      1. I lived in Kyoto for two years and after moving elsewhere in Japan, visited often. The only places I wouldn't consider dining alone were izakayas, yakiniku restaurants, and similar places where dishes were meant to be shared (Spoon, for example). I think maybe some kaiseki places are probably less solo-diner friendly (and perhaps some high-end European places), but I ate at places like Ten-you, Yoshikawa, O-men, Katsukura, various French, Italian, Indian, Thai places, etc. etc.

        I'm also female, btw, and if I ever felt a tiny bit ill-at-ease at a restaurant, it wasn't because of my gender.

        1. Okariba is a must-try but you must be a very adventurous eater to get the most out of the experience.

          1 Reply
          1. re: RichardBreadcrumb

            Do you usually go there solo? To me Okariba is the kind of place better experienced with a dining partner (even better with a large group), but ymmv and all that. (kind of like dim sum--you could certainly go alone, but you wouldn't be able to get very many dishes, and it wouldn't be as much fun).

          2. I like sitting at the counter if I'm alone.

            Last time I was solo in Kyoto, I ate at the counter at "Kashin."
            There's a lot of Kyoto specialties, like tofu and kyo-yasai (done as "teppai" [nuta] and as takiawase), to jidori and hamo.

            It's a family affair, with a father doing the sashimi and the grill, a daughter doing the vegetables and a mother pouring the sake. The daughter, Keiko-san, speaks English, but your Japanese ability will go a long way in conversing with the other solo diners at the counter.

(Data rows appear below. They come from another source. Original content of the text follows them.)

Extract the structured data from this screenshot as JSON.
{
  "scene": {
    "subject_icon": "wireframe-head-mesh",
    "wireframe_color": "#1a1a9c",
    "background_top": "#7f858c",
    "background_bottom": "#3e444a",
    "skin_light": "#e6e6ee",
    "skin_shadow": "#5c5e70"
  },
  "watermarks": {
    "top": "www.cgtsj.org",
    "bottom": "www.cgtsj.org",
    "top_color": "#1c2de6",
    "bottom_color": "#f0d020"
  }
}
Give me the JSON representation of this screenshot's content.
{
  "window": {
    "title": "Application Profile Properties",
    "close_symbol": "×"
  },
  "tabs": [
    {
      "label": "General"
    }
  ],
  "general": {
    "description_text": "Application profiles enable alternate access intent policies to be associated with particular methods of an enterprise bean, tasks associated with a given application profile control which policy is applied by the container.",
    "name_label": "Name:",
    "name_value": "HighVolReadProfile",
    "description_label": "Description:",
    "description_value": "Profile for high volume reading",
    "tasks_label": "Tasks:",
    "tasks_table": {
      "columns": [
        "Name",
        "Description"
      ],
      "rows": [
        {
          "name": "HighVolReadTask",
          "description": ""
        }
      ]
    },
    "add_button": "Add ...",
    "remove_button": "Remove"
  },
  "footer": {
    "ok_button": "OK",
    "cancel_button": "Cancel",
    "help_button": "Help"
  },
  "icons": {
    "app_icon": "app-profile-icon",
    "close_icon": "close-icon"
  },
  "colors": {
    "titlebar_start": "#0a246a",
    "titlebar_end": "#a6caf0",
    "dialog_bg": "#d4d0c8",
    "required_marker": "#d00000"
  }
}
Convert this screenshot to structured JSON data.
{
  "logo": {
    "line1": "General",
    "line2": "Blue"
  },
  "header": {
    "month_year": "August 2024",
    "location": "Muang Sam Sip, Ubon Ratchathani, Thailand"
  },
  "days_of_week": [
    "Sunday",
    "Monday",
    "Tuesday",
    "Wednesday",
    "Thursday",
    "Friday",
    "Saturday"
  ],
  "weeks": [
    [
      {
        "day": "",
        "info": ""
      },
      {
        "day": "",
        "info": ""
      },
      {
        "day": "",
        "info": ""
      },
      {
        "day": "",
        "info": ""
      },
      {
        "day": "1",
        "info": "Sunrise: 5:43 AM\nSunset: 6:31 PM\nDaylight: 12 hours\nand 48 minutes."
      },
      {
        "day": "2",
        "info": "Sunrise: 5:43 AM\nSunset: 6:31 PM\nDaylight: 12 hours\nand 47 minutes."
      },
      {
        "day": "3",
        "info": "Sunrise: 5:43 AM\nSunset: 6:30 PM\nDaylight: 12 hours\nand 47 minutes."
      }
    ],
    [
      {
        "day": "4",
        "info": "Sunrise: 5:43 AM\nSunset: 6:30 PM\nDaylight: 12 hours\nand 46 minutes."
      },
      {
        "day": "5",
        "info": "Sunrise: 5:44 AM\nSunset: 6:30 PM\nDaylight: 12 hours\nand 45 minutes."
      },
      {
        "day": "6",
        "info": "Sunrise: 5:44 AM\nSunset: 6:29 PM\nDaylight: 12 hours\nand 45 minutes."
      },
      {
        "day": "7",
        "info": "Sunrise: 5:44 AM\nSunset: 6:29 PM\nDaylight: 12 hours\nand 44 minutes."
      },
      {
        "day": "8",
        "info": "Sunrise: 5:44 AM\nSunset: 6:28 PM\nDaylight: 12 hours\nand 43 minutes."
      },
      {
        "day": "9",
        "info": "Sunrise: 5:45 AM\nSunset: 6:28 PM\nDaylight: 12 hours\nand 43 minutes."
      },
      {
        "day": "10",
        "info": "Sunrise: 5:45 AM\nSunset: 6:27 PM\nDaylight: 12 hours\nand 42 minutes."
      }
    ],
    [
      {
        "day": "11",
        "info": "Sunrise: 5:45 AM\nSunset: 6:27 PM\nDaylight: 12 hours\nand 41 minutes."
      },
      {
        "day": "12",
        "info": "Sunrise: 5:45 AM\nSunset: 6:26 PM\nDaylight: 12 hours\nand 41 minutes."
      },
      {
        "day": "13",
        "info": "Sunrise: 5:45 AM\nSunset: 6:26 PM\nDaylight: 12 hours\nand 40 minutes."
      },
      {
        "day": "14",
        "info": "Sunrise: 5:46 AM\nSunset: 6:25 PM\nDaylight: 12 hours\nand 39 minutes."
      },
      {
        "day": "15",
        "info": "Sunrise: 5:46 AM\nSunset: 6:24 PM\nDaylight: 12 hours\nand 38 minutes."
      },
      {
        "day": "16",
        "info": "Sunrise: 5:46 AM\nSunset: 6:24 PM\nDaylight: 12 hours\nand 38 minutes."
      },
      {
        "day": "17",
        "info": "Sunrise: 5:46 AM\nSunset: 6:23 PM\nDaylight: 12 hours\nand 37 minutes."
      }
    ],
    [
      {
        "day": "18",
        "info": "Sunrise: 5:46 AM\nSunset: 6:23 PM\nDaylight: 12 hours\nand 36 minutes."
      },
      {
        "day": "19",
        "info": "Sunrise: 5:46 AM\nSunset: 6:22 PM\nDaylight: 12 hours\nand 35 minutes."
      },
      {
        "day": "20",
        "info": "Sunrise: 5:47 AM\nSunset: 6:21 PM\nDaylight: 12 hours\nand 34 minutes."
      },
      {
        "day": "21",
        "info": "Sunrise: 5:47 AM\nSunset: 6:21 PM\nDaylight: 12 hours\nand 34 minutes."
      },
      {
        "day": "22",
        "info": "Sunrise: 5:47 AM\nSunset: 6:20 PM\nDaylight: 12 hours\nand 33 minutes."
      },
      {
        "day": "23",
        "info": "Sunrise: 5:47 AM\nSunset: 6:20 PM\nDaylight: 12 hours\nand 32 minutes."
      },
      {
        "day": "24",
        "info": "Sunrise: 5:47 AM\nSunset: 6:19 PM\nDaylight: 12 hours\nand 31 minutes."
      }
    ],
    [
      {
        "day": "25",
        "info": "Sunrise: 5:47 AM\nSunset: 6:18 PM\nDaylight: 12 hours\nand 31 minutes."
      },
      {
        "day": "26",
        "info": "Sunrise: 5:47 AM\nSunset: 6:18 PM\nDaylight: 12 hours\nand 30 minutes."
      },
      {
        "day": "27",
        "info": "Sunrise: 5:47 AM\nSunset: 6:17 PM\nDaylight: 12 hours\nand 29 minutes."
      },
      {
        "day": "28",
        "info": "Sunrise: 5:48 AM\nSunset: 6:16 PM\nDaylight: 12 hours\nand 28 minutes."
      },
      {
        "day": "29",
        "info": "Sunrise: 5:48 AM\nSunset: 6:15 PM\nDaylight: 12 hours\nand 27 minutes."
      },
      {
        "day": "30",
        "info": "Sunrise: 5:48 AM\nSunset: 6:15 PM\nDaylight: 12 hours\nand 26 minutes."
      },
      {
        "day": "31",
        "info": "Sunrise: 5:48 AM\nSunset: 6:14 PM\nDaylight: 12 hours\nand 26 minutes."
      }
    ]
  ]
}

            Check out some photos here: http://gaishokujin.wordpress.com/kashin/

            12 Higashikujo Nishisannocho, Minami-ku, Kyoto-shi
            (One block south of Avanti, below Kyoto Station

            1. Thank you for all the recommendations! I'll be there for three weeks, so that's a lot of time to eat. I'll let you know how it goes (and if I discover anything new).

              1. I don't think it's all that difficult for a solo woman dining alone in Kyoto. Restaurants with counter space for dining are abundant.

                I will second Kashin, because it is such a wonderful small, family-run restaurant. Keiko the daughter speaks excellent English and is a very talented chef. I would say it's typical of Japanese cooking in that the focus is in bringing out the natural flavors and freshness of the ingredients. We sat at the counter and did the seven course Kaiseki meal for $50. Amazing value for this experience. They prepare and assemble most of the dishes in front of you. I believe there are alacarte options.

                I also don't think you need to be adventurous. If all you eat is teriyaki, tempura and some sushi, it could be challenging. If you can handle something like cooked conger eel (hamo), no problem.

                Here's a tip: From the train station, walk to the Avanti department store (5 minutes). When you reach it, turn right and walk around it. Kashin is not directly on the main street south of Avanti. It's just a few doors down on a side alley that turns south. See photo. You could literally eat here between trains.